Monday, July 6, 2009

Life Back Guarantee

If you weren't one who thought of death from time to time, then you definitely have in these last two weeks. It’s been a strange time for the Entertainment World to lose iconic and influential people so close together. Its weird, creepy, and even fun to get to know celebrities from the roles they play. We, the public, feel as if we know them, whether it’s from their characters on TV or from the interviews and press we constantly see them in, they start to become very familiar to us. We don't always identify or feel a special bond to all celebrities, but from time to time there does seem to be a few who catch our attention. That being said, with the tragic deaths of Farrah, Ed, MJ, and Billy Mays, most of us felt a tug in our heart at some point in the past couple of weeks. For me, it was good ole' Billy Mays. I know, what can I say? I don't know if it was his boisterous voice and persistent demeanor I identified with or maybe that his show, "Pitchmen" was filmed in my home state, Florida. Whatever the reason, death was a subject not far from my mind.

As far as I can remember, my mother and I talked of reincarnation. Therefore, when I started practicing yoga and learning its philosophy and beliefs, which is closely tied with Hinduism, a spiritual practice that believes in rebirth, it wasn't something far fetched for me. According to the Hindu religious and philosophical concepts, man is composed of two fundamental principles opposed to each other per nature: one spiritual, the soul (atman), and the other material, the body (sarira). The soul is eternal, immutable, not born, not created, indestructible; instead, the body is temporal, created, mutable, destructible. The union between soul and body is not essential, but is accidental. An easy way to imagine Reincarnation: the soul is immortal and keeps reentering a fleshy body time and time again in order to resolve experiences and thereby learn all the lessons the material world has to offer.

I'm not writing about Reincarnation to project my beliefs on everyone; you know all 15 of you following my blog! But I truly believe that in each lifetime we are here to learn certain lessons and when those lessons are learned, we then move on to the next life.

The more I learn about yoga, the more I realize what an important part of this life it is for me, teaching was just a natural progression from my physical practice. I fell in love with yoga the first class I took over three years ago. I don't have a gymnast or dancer background, I grew up playing softball. But the more I learn about the history, the foundation of which yoga is based on, the more I realize what I'm doing here. I'm not trying to get all woo woo on you, but there is something about being in the room, holding a pose, breathing slowly in and out with your eyes closed and just feeling content. Its not about how strong your arms are getting or the burning in your legs, its about the space you create not only physically, but mentally. Your mind becomes clear and for a couple moments a day you feel content. And for me, that's really what life is all about, finding that contentment, even if it only stays for a few minutes each day. I realized that every time the subject of dying enters my mind, the one thing I hope is that I'm content.
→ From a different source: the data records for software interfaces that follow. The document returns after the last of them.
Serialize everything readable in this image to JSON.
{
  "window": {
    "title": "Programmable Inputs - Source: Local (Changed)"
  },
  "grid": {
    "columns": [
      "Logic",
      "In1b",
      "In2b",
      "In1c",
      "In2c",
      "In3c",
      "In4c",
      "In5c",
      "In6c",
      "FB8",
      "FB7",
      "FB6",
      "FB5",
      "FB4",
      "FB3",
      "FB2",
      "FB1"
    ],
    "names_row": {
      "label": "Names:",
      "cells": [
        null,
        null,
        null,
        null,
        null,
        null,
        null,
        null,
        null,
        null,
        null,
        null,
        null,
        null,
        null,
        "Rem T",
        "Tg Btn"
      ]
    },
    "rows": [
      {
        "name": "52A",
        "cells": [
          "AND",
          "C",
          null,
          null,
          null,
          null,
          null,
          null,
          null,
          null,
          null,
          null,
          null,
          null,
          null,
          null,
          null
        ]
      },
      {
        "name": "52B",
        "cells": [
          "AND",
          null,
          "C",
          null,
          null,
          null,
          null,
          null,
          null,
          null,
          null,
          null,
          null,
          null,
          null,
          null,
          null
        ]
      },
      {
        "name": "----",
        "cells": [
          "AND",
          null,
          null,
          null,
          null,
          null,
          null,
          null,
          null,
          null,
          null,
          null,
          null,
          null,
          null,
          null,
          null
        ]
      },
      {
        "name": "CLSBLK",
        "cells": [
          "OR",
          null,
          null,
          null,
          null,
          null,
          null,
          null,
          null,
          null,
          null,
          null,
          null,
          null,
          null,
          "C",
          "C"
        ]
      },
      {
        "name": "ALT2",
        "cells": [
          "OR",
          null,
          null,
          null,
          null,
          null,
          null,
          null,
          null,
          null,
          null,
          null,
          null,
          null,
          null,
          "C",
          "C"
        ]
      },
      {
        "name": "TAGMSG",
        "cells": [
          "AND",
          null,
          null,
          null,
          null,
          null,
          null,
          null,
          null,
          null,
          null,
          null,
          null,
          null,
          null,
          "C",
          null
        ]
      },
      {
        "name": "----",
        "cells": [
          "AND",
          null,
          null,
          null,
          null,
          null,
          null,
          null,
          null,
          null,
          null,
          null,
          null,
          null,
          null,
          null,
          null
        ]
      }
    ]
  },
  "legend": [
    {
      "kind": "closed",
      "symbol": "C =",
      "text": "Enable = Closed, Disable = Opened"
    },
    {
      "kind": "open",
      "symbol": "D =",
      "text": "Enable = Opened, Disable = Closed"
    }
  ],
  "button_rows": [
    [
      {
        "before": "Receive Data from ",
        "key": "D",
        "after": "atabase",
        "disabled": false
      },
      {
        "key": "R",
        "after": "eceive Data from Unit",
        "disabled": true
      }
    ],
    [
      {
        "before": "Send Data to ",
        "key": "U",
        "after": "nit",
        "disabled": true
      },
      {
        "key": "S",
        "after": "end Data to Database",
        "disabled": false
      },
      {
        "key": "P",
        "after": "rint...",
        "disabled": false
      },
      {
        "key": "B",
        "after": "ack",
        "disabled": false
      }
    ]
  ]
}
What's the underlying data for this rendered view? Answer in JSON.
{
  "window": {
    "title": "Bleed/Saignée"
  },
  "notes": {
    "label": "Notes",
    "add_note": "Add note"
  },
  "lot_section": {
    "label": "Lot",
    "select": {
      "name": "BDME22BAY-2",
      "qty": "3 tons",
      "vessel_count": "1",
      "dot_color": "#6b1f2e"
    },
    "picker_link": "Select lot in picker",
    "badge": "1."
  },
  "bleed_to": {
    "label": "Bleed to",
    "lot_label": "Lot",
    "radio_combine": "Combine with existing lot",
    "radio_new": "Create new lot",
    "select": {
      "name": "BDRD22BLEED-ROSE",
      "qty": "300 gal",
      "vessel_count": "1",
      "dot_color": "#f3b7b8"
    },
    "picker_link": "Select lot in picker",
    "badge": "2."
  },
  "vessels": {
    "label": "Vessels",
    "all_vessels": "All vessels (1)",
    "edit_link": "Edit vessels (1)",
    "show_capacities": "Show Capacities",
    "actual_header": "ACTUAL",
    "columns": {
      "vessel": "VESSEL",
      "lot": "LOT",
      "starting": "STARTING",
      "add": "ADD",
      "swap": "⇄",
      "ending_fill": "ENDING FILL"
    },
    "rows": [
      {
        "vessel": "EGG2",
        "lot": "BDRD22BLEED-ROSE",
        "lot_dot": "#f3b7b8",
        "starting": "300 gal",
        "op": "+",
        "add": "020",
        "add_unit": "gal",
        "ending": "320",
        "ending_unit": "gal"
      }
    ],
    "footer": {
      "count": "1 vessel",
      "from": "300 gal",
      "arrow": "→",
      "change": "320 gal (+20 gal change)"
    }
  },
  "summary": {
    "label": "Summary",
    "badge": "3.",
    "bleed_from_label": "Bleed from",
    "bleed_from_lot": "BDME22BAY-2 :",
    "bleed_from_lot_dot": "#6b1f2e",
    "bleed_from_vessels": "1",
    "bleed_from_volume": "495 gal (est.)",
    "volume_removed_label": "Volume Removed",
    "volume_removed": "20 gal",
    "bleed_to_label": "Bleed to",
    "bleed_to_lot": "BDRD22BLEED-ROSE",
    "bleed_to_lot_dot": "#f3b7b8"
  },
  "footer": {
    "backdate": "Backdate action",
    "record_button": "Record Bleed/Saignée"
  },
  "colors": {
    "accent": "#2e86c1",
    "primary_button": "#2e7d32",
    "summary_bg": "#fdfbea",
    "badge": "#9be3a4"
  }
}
I am content with the life I have lived, the decisions and the sacrifices I have made.

I was watching the "Pitchmen" tribute last night to Billy Mays. They showed the time line of his career starting 20 years ago at home shows, always busting his ass making infomercial after infomercial. Only recently did his hardwork start to pay off with respect by his peers, credibility in his field, and a guest spot on, "The Tonight Show." They showed recent clips of him finally enjoying the family he never had time for before, the life he had worked so hard to obtain. So, I asked myself, why now? Why after busting his ass for his whole life, does he leave right when he has become content on who he is professionally, financially, and personally? And I can't believe I am writing this all about the man who is best known for promoting Oxyclean, but I finally realized, that was one content man.


  1. You have such a way with words and identify with so much of what you share, Laur! Since reading your blog, you have brought an awareness about yoga to me and I thank you for that. I have learned about Hinduism through Anil and his father, who was born in India and shares his culture. I have learned about reincarnation through Kabbalah classes I take from time to time with my parents at the Chabbad. The Book of Ecclesiastes reads (and The Byrds sang it well) "To every thing there is a season, and a time to every purpose under the heaven: A time to be born, and a time to die; a time to plant, and a time to pluck up that which is planted; A time to kill, and a time to heal; a time to break down, and a time to build up; A time to weep, and a time to laugh; a time to mourn, and a time to dance;
    A time to cast away stones, and a time to gather stones together; a time to embrace, and a time to refrain from embracing; A time to get, and a time to lose; a time to keep, and a time to cast away; A time to rend, and a time to sew; a time to keep silence, and a time to speak; A time to love, and a time to hate; a time of war, and a time of peace."

  2. You left out Karl Malden